Records from a data collection:
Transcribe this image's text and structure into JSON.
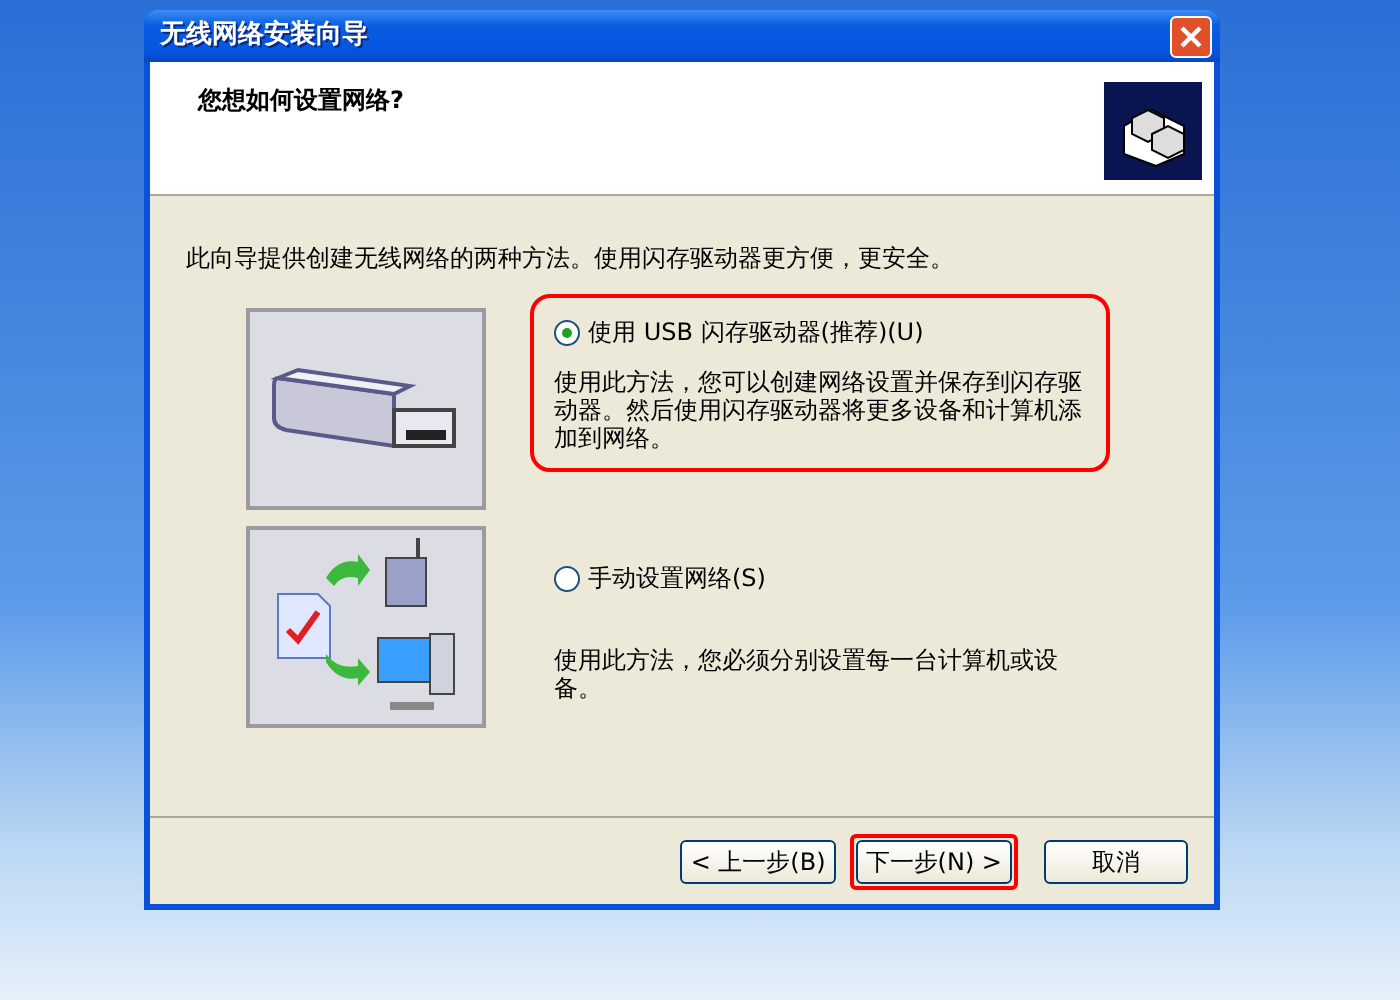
{
  "window": {
    "title": "无线网络安装向导"
  },
  "header": {
    "heading": "您想如何设置网络?"
  },
  "intro": "此向导提供创建无线网络的两种方法。使用闪存驱动器更方便，更安全。",
  "options": [
    {
      "kind": "usb",
      "label": "使用 USB 闪存驱动器(推荐)(U)",
      "description": "使用此方法，您可以创建网络设置并保存到闪存驱动器。然后使用闪存驱动器将更多设备和计算机添加到网络。",
      "selected": true,
      "highlighted": true
    },
    {
      "kind": "manual",
      "label": "手动设置网络(S)",
      "description": "使用此方法，您必须分别设置每一台计算机或设备。",
      "selected": false,
      "highlighted": false
    }
  ],
  "buttons": [
    {
      "label": "< 上一步(B)",
      "highlighted": false
    },
    {
      "label": "下一步(N) >",
      "highlighted": true
    },
    {
      "label": "取消",
      "highlighted": false
    }
  ]
}
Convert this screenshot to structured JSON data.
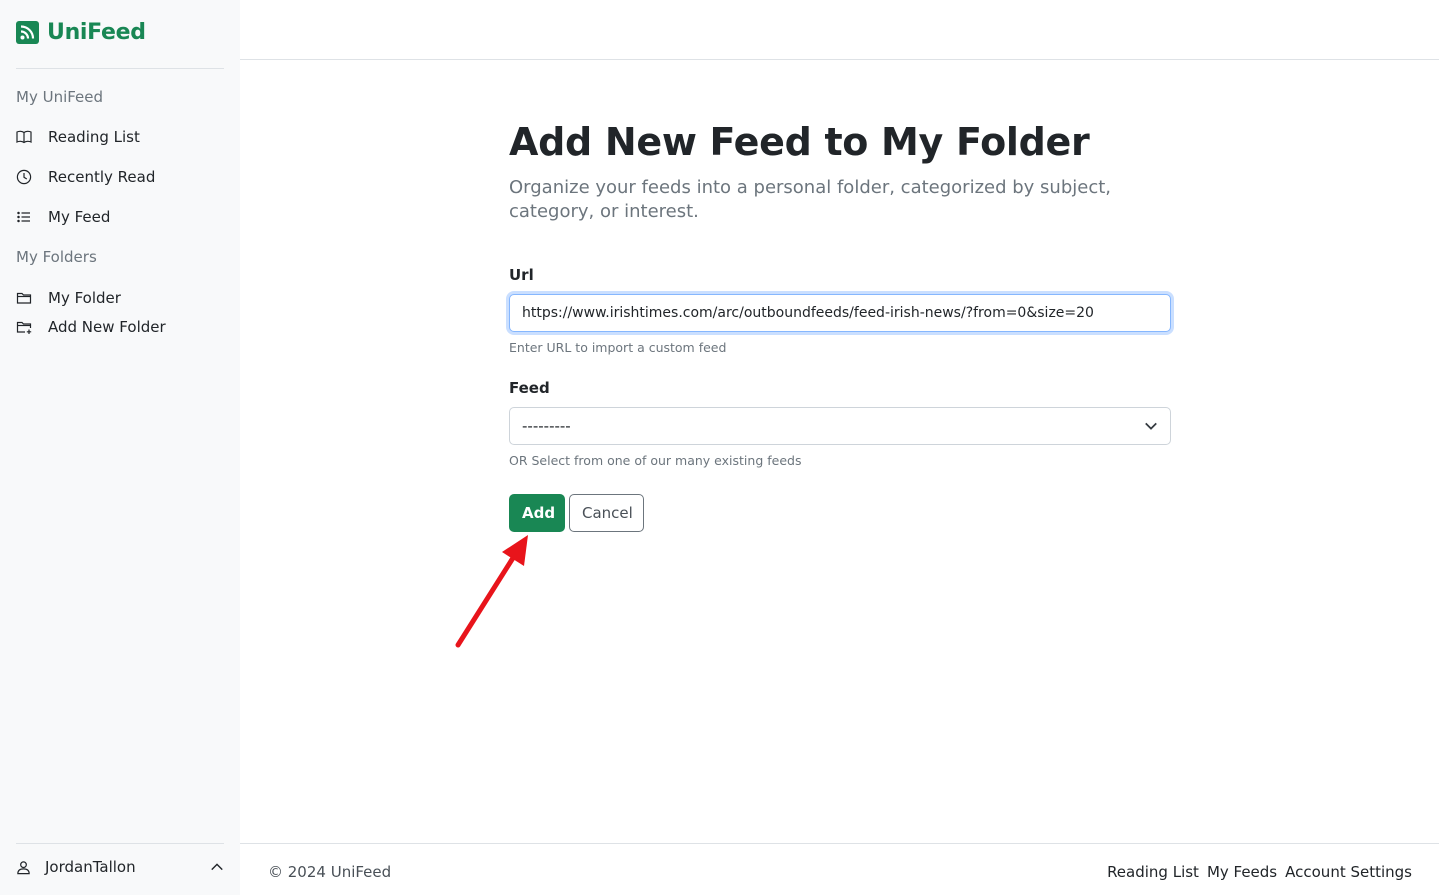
{
  "app": {
    "name": "UniFeed"
  },
  "sidebar": {
    "section_unifeed": "My UniFeed",
    "items": [
      {
        "label": "Reading List",
        "icon": "book-icon"
      },
      {
        "label": "Recently Read",
        "icon": "clock-icon"
      },
      {
        "label": "My Feed",
        "icon": "list-icon"
      }
    ],
    "section_folders": "My Folders",
    "folders": [
      {
        "label": "My Folder",
        "icon": "folder-icon"
      },
      {
        "label": "Add New Folder",
        "icon": "folder-plus-icon"
      }
    ],
    "user": {
      "name": "JordanTallon"
    }
  },
  "page": {
    "title": "Add New Feed to My Folder",
    "subtitle": "Organize your feeds into a personal folder, categorized by subject, category, or interest."
  },
  "form": {
    "url_label": "Url",
    "url_value": "https://www.irishtimes.com/arc/outboundfeeds/feed-irish-news/?from=0&size=20",
    "url_help": "Enter URL to import a custom feed",
    "feed_label": "Feed",
    "feed_selected": "---------",
    "feed_help": "OR Select from one of our many existing feeds",
    "add_label": "Add",
    "cancel_label": "Cancel"
  },
  "footer": {
    "copyright": "© 2024 UniFeed",
    "links": [
      "Reading List",
      "My Feeds",
      "Account Settings"
    ]
  },
  "colors": {
    "accent": "#198754",
    "annotation": "#e8141b"
  }
}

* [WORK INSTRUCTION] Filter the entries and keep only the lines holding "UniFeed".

* [ANSWER SECTION]
    "name": "UniFeed"
    "section_unifeed": "My UniFeed",
    "copyright": "© 2024 UniFeed",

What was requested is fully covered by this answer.